Sixty years ago this month, the February 1957 issue of Radio Electronics featured this electronic kit for beginners, the Erec-Tronic. The magazine noted that similar outfits had been around for a long time, but they usually amounted to a wooden breadboard with a few rows of Fahnestock clips. But the Erec-Tronic was the ultimate in educational kits, thanks to the Jiffy-Clip, which could be used horizontally as an alligator clip, as shown on this illustration. But it could also be slid over the pins banana-plug style for quick assembly and disassembly.

The set was touted as a natural for the boy who was just taking an interest in things electronic.

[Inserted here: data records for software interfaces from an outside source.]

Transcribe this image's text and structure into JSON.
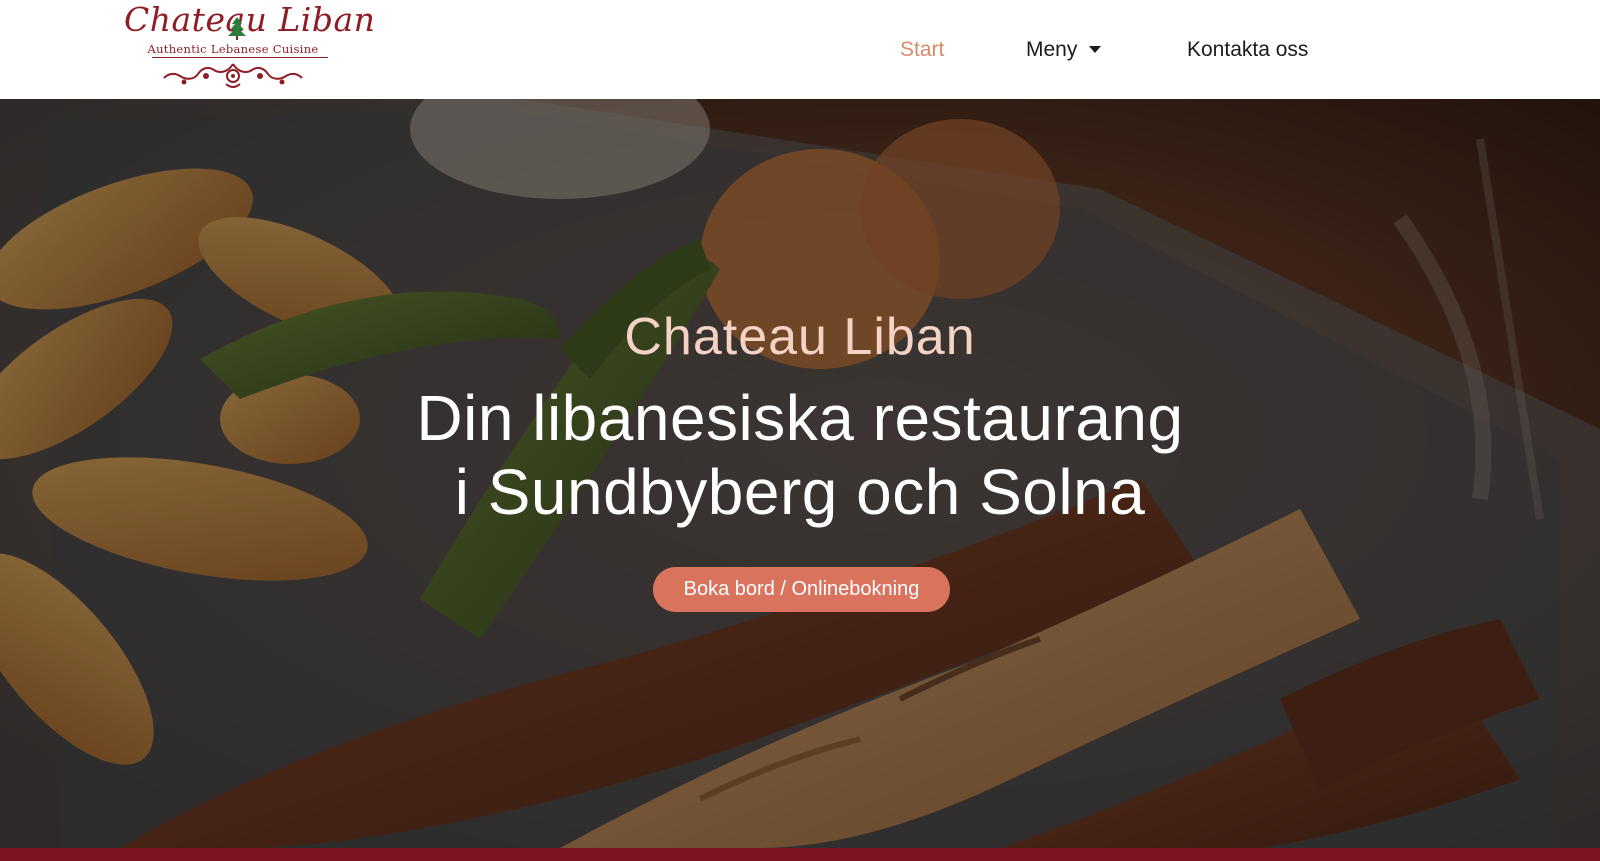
{
  "brand": {
    "name": "Chateau Liban",
    "tagline": "Authentic Lebanese Cuisine"
  },
  "nav": {
    "items": [
      {
        "label": "Start",
        "active": true
      },
      {
        "label": "Meny",
        "has_dropdown": true
      },
      {
        "label": "Kontakta oss"
      }
    ]
  },
  "hero": {
    "eyebrow": "Chateau Liban",
    "title_line_1": "Din libanesiska restaurang",
    "title_line_2": "i Sundbyberg och Solna",
    "cta_label": "Boka bord / Onlinebokning"
  },
  "colors": {
    "brand_red": "#8f1d26",
    "accent": "#d9735e",
    "active_nav": "#d98a68",
    "bottom_bar": "#7a1420"
  }
}
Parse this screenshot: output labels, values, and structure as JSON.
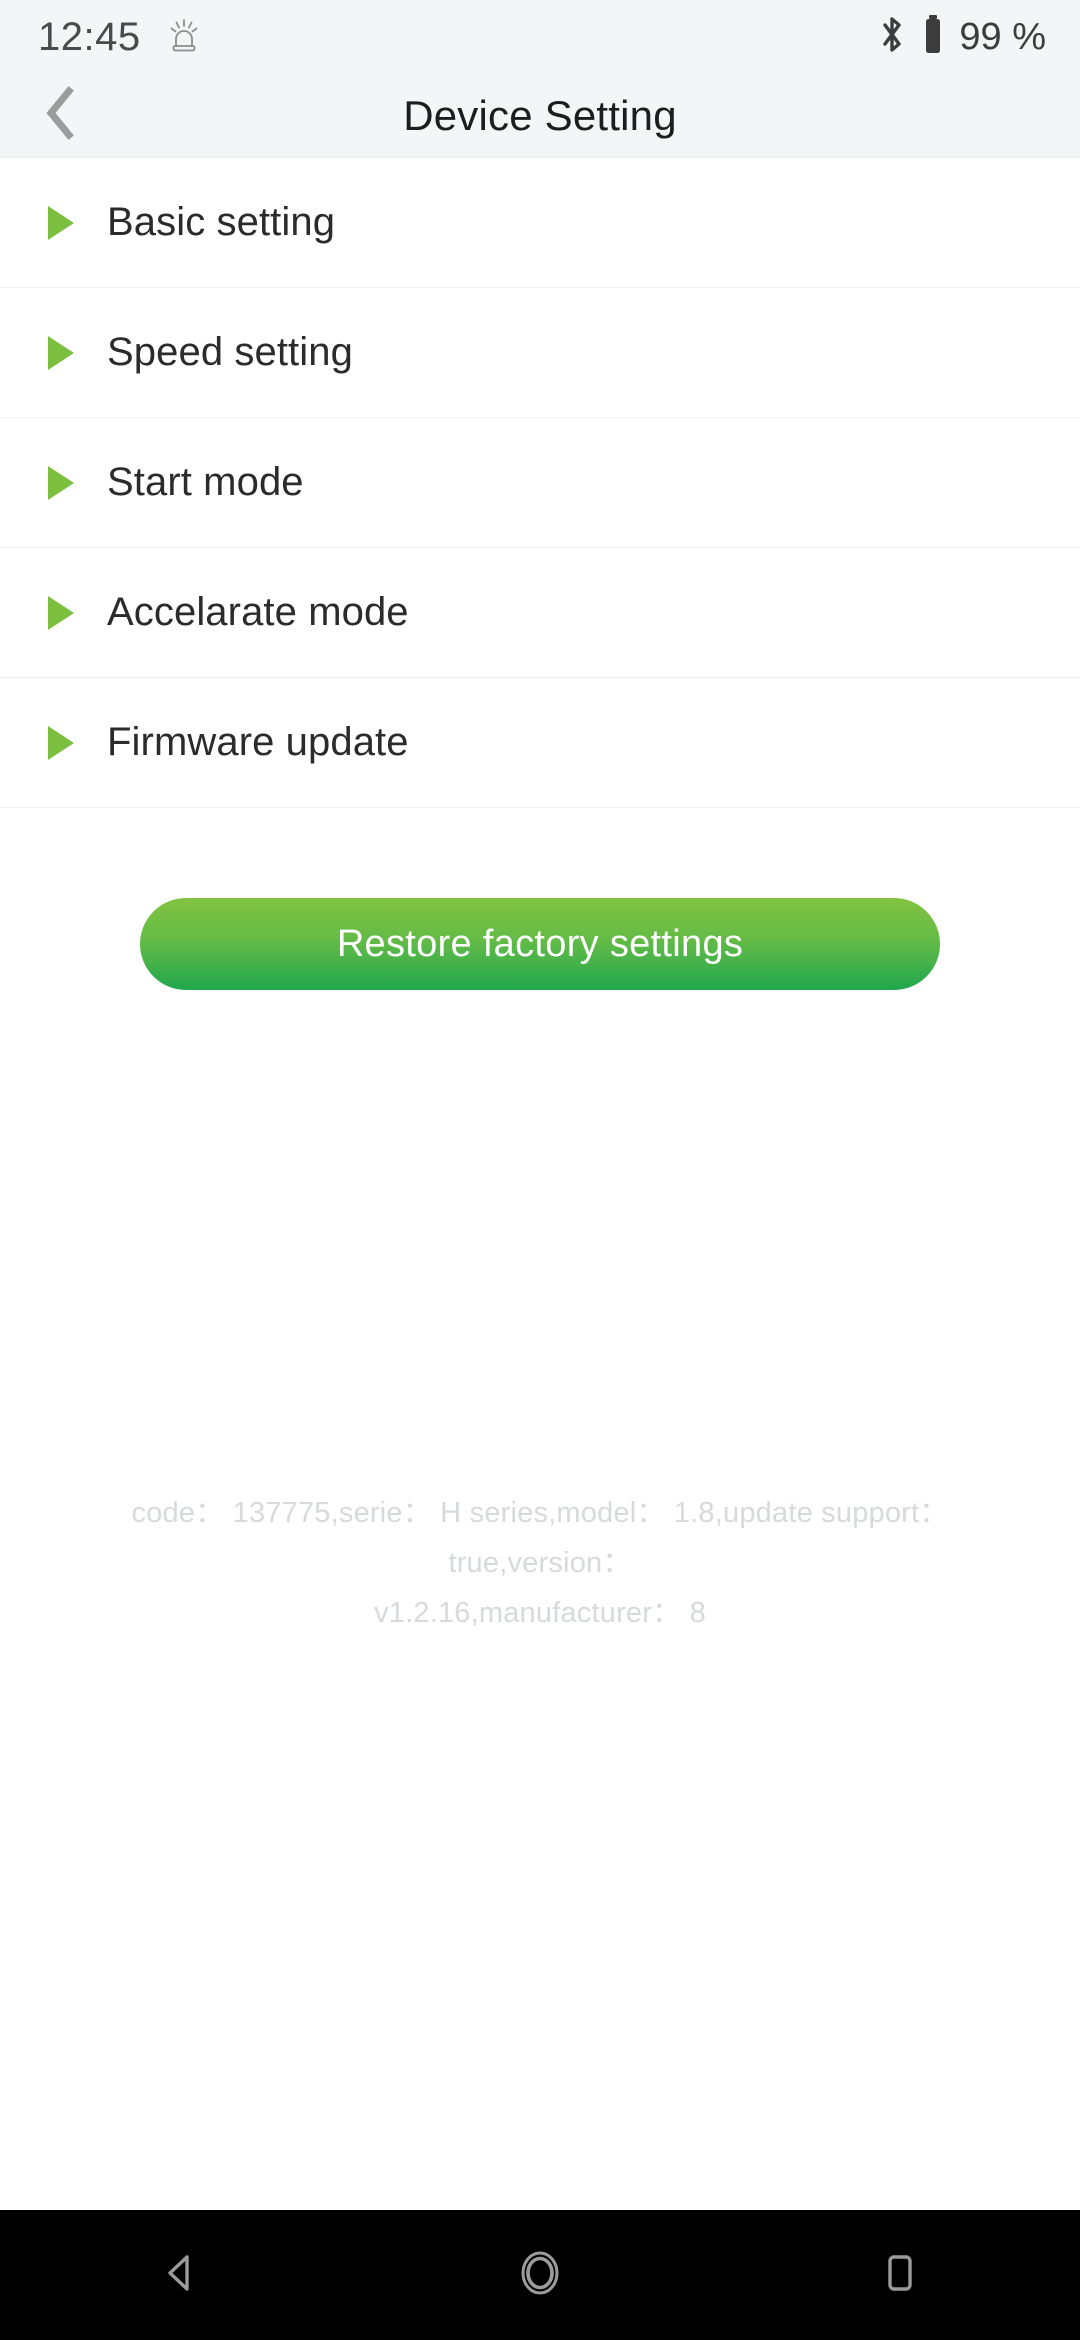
{
  "statusbar": {
    "time": "12:45",
    "alarm_icon": "alarm-beacon-icon",
    "bluetooth_icon": "bluetooth-icon",
    "battery_icon": "battery-full-icon",
    "battery_text": "99 %"
  },
  "appbar": {
    "back_icon": "chevron-left-icon",
    "title": "Device Setting"
  },
  "settings": {
    "bullet_icon": "triangle-right-icon",
    "items": [
      {
        "label": "Basic setting"
      },
      {
        "label": "Speed setting"
      },
      {
        "label": "Start mode"
      },
      {
        "label": "Accelarate mode"
      },
      {
        "label": "Firmware update"
      }
    ]
  },
  "actions": {
    "restore_label": "Restore factory settings"
  },
  "device_info": {
    "line1": "code： 137775,serie： H series,model： 1.8,update support： true,version：",
    "line2": "v1.2.16,manufacturer： 8"
  },
  "navbar": {
    "back_icon": "nav-back-triangle-icon",
    "home_icon": "nav-home-circle-icon",
    "recents_icon": "nav-recents-square-icon"
  },
  "colors": {
    "accent_green": "#7cbf3f",
    "button_gradient_top": "#83c341",
    "button_gradient_bottom": "#21a74f",
    "statusbar_bg": "#f4f5f6",
    "info_text": "#d7d9db"
  }
}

It quickly de-mystified schematic diagrams, since the parts could simply be placed right on top of the schematic template to form circuits, such as the code practice oscillator shown here.

The Jiffy connector also removed the necessity for the “mess, dirt, or danger” of solder for the young electronic experimenter. The set shown here sold for about $17, and a transistor version was also available for $13. But these sets were not limited to beginners. Big kits for industry or education were also available with over 300 resistors, 100 capacitors, and scores of sockets and potentiometers, with large basis for assembling advanced circuits. These sold for up to $395.

1937 Popular Mechanics Hurricane Receiver

1937FebPM4Eighty years ago this month, the February 1937 issue of Popular Mechanics carried the plans for this “hurricane receiver.”

Even though it required only about $5 worth of parts to build, the ultracompact set would serve as a rugged portable set which could pull in news during emergencies such as hurricanes. The set, both B+ and filaments, required only 6 volts, and could be run off dry cells for about 12 hours, or from a 6 volt car battery for about 75 hours.

The circuit was a regenerative detector followed by one stage of audio amplification to drive headphones. A 25 foot antenna was recommended, and the set was able to pull in stations up to 500 miles away.

If this set looks familiar, it’s because we’ve featured it here before.  After the plans were published in Popular Mechanics, the set was available as a kit from the  1939 Allied Radio catalog, as we featured in an earlier post.  We’ve also covered an updated 1943 version of the set, which was billed as a wartime emergency blackout set.